The imaginary prisoner of the Bastille, known as the Comte de Lorges, was thought to be a real person for many years. Yet, he was no more real than the implements of torture said to be inside the Bastille after it was stormed in 1789. In fact, when a search was conducted for the Bastille’s torturous devices, a printing press was the only thing found, having been mistaken for an implement of torture.
The beginnings of the man who would come to be known as Comte de Lorges began to circulate almost immediately after the Bastille fell. For instance, an English doctor named Dr. Rigby wrote in his journal that “two wretched victims of the detestable tyranny of the old Government had just been discovered and taken from some of the most obscure dungeons of this horrid castle.” One of the two wretched victims he described as a little old feeble man: Continue reading →
Laura Eliza Jane Seymour Bell was born in 1829 in Glenavy in Northern Ireland to Captain R. H. Bell, who managed Hertford’s Antrim estates, and to the illegitimate daughter of Lord Hertford. Laura who supposedly had an unsupervised childhood, eventually moved to Belfast. There she worked as a shop assistant but was alleged to have earned extra money by occasionally working as a prostitute, although she denied it. She next moved to Dublin and was frequently spotted riding around in her own carriage in the tree-lined avenues of Phoenix Park. It was also while she lived in Dublin that she reportedly had a relationship with Dr. William Wilde, father of Oscar Wilde.
In 1849, she moved to London where she became a well-known courtesan referred to as The Queen of London Whoredom because of her wealthy clientele of noblemen and dukes. Part of her success as a courtesan was that she was strikingly beautiful, so much so that on “one occasion at the opera the entire house rose simultaneously to look at her as she was leaving.” In addition, as she had done in Dublin, she was often seen riding in her carriage, but this time it was in Hyde Park in a gilt one drawn by two magnificent white horses. Continue reading →
In 1904, a marble statue was erected in Poix-du-Nord by the sculptor Fagel to one of the greatest actors of the late eighteenth and early nineteenth century. The actor’s name was François Joseph Talma. Another statue had been sculpted by Pierre Jean David and erected to Talma in 1837 in the vestibule of the Theatre Français opposite the great Enlightenment writer Voltaire.
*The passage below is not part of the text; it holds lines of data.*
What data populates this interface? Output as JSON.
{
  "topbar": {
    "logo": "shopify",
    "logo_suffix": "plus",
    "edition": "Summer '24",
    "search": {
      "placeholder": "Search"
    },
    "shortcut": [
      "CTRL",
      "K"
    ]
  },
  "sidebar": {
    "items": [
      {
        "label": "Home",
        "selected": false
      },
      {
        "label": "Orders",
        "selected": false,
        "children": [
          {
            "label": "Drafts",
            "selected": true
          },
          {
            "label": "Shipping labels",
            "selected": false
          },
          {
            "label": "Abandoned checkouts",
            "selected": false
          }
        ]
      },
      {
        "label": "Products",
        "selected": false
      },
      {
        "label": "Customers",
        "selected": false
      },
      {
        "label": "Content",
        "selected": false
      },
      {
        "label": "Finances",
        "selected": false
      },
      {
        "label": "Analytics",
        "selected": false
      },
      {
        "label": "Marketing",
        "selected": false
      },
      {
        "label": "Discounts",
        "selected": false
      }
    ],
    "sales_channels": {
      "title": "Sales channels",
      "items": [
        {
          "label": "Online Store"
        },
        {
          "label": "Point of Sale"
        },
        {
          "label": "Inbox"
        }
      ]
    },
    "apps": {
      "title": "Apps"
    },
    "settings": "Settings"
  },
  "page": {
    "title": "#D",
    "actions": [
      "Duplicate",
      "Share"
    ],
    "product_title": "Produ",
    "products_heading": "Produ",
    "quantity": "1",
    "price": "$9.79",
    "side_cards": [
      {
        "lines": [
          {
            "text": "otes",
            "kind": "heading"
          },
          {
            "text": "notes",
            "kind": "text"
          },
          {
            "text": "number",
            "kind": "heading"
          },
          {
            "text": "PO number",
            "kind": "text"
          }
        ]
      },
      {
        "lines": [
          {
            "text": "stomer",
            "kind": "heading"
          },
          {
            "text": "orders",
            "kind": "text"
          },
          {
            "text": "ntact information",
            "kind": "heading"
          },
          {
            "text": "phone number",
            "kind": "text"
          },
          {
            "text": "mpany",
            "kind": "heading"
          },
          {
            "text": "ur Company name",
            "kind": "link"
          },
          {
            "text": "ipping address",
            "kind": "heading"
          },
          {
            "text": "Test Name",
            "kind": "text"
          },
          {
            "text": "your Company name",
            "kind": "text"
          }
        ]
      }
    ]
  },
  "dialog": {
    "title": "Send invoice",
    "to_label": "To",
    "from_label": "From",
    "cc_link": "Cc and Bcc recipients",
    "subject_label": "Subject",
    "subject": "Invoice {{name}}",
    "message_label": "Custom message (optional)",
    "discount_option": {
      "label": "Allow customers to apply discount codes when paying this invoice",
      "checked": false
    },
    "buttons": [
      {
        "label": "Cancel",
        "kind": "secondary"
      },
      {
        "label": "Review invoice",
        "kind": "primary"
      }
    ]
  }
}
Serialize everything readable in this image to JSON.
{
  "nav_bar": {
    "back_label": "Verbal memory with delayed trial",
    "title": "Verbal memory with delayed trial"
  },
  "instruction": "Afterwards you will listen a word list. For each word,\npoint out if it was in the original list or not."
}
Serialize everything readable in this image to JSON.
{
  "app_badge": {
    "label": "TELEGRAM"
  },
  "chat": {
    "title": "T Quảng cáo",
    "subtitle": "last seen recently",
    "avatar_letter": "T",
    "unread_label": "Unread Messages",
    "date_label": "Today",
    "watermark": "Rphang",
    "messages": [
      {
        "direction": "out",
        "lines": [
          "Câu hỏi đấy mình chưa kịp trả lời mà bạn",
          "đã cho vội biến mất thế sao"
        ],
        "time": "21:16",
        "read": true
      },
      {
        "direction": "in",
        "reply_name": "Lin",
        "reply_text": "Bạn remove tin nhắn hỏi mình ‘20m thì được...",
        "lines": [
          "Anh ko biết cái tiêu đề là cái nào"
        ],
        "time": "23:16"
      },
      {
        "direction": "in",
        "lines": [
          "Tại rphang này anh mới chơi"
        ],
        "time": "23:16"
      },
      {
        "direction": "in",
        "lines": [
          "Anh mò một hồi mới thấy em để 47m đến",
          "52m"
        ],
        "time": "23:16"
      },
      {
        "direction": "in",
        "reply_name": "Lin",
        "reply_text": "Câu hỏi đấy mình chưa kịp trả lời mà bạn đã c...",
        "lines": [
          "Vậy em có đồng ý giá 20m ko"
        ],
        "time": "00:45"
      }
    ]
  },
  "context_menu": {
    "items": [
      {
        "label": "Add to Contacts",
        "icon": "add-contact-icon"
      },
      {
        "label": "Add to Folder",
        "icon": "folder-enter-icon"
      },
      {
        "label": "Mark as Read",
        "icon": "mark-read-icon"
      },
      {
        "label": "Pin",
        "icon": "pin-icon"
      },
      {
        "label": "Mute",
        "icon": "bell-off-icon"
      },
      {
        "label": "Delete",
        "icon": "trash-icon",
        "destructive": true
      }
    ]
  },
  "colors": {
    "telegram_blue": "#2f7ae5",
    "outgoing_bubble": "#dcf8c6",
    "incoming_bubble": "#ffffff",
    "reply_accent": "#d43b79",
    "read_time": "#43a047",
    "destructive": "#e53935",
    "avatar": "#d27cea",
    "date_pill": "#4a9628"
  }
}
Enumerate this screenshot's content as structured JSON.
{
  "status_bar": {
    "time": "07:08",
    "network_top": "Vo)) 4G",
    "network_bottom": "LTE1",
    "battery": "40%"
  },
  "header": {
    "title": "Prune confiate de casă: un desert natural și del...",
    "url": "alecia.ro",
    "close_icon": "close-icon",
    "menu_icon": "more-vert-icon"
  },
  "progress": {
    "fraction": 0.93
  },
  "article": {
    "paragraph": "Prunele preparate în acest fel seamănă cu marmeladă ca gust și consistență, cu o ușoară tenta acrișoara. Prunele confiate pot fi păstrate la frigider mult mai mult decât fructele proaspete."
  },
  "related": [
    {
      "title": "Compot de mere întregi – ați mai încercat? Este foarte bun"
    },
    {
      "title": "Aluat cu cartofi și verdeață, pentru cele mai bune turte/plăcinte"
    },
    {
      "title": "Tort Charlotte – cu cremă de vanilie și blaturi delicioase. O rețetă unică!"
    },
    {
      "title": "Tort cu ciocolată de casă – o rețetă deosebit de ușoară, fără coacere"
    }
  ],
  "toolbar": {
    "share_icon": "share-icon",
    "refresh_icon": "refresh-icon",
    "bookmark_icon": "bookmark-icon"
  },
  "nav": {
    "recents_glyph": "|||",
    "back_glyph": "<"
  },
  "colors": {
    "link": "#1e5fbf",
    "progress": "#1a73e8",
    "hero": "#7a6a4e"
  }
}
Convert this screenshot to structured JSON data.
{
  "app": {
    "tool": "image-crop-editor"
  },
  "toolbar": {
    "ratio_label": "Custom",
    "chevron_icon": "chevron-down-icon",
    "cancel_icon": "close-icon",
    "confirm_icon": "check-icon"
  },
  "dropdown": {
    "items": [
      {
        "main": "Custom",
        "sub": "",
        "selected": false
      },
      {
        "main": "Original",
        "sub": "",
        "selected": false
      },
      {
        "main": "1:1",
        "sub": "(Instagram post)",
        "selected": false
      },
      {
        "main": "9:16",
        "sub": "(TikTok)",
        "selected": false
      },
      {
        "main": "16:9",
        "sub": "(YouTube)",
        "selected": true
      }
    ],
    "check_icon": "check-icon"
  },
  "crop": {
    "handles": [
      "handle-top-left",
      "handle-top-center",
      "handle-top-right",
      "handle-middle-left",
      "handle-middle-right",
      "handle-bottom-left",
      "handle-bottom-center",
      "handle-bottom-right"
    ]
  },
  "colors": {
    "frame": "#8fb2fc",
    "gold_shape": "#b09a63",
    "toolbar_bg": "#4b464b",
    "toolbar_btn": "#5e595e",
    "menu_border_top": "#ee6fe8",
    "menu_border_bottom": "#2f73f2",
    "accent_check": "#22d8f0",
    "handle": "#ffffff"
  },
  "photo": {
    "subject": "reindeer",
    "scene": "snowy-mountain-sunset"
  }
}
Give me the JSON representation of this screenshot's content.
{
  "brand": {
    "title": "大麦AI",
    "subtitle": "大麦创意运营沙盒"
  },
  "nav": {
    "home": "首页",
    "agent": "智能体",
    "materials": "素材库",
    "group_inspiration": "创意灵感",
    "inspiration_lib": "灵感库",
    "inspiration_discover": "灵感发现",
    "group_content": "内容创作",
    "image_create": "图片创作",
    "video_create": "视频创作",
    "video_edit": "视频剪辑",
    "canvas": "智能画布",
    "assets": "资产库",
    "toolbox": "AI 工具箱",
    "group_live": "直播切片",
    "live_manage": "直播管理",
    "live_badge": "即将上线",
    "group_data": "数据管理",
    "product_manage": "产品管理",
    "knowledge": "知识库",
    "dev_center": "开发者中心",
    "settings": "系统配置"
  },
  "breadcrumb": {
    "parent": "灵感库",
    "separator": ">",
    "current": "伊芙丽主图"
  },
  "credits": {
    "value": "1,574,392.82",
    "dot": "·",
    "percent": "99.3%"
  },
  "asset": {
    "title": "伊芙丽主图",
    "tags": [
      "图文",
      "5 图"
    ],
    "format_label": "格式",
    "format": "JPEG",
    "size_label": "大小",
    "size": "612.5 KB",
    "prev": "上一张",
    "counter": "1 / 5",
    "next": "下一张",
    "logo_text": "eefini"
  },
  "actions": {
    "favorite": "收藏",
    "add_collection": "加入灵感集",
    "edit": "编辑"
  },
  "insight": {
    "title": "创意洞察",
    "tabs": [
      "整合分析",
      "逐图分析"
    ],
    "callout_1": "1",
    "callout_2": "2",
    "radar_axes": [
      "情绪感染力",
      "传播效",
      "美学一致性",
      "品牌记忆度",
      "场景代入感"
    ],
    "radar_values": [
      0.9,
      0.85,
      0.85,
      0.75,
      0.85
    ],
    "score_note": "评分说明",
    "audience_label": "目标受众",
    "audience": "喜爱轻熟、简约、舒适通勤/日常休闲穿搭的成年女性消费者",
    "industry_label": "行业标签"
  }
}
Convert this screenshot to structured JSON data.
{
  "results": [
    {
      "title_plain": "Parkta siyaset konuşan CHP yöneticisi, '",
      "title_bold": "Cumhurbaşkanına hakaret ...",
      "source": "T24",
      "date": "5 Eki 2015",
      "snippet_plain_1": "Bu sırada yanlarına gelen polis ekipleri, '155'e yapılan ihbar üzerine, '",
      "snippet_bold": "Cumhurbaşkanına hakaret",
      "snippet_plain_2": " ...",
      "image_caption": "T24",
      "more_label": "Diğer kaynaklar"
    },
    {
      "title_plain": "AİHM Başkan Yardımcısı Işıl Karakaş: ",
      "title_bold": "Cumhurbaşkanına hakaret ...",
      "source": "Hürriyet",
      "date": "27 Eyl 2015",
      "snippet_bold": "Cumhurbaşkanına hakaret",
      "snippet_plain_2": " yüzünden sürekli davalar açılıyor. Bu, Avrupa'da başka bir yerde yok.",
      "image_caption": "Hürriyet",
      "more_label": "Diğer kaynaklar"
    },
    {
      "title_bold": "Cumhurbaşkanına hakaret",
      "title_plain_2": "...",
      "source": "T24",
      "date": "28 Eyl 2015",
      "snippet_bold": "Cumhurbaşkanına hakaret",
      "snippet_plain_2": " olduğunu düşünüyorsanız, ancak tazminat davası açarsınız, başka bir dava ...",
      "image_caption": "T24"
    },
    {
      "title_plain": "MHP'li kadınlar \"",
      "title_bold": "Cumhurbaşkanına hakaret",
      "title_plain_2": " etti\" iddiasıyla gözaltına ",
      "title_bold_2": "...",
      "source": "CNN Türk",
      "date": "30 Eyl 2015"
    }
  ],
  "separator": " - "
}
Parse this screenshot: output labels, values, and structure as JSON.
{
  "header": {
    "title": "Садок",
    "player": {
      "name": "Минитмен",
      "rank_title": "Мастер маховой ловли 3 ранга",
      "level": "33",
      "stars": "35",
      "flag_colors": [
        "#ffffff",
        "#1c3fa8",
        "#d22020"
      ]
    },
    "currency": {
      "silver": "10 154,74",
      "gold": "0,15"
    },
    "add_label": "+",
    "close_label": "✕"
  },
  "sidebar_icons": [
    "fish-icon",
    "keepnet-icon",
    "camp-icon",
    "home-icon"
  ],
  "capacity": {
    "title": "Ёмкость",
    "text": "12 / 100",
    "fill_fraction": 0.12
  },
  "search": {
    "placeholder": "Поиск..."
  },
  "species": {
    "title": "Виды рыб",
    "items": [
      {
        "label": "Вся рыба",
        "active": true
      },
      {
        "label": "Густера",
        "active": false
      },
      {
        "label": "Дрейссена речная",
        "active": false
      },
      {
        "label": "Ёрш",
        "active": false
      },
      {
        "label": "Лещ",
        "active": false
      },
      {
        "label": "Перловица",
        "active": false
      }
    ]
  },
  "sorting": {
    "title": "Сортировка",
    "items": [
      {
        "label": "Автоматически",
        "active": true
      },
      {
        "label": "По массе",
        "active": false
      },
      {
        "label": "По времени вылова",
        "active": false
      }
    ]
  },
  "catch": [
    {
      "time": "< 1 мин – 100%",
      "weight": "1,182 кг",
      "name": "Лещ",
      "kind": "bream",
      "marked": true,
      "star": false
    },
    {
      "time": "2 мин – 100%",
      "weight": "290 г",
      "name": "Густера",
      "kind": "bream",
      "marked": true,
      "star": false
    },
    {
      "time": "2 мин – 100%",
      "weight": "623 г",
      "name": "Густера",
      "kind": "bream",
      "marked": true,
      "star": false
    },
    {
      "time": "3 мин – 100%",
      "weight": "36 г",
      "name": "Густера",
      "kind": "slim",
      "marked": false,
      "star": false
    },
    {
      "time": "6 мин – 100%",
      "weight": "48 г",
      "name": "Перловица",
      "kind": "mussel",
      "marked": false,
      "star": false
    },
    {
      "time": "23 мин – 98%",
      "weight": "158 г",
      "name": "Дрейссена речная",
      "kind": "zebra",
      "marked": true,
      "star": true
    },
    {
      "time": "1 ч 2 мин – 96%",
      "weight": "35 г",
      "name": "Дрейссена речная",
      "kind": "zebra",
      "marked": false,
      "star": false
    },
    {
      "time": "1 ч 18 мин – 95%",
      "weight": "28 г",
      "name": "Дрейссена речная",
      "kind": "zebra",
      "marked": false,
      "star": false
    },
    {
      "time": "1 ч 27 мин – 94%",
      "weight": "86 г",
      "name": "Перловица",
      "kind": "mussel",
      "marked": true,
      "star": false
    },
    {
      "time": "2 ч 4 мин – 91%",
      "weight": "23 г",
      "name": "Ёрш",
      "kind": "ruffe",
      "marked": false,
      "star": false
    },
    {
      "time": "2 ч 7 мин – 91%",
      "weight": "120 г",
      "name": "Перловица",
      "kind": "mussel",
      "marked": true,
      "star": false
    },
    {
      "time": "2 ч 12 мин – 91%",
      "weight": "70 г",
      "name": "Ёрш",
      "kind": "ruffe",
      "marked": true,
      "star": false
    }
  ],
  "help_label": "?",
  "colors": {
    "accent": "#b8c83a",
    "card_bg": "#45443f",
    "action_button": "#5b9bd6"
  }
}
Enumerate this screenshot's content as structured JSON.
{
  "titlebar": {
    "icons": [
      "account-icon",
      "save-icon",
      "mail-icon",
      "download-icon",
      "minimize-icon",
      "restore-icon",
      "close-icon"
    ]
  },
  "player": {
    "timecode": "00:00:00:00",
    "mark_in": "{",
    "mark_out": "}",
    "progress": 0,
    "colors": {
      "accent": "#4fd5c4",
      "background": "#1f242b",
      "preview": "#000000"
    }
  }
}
Talma was born on 15 January 1763 in Paris. His father was a dentist, and, for a time, Talma practiced dentistry, but the stage was too big of a draw for him. It might have begun when he was young, as he had his first theatrical performance when he was eight years old. He played a part in the story of Tamerlane and was to close the play by announcing to Tamerlane the death of his son. Continue reading →
Napoleon’s voyage into exile ended on 15 October 1815 at half past ten when the Northumberland anchored at St. Helena. That night he slept aboard the ship and on the morning of the 17th, he traveled to Longwood House, the residence of the lieutenant-governor that was designated as Napoleon’s future residence. He seemed satisfied with Longwood but because it needed to be repaired, refurbished, and enlarged, he needed to stay somewhere else temporarily.
It was decided he would stay at the Briar’s homestead with William Balcombe, an English merchant and superintendent of Public Sales for the East India Company. William was married to Jane Cranston and they had two daughters and two sons: Jane (1779), Lucia Elizabeth “Betsy”(1803), Thomas Tyrwhitte (1810), and Alexander Beatson (1811). Jane and Betsy had been educated in England and taught the French language. Continue reading →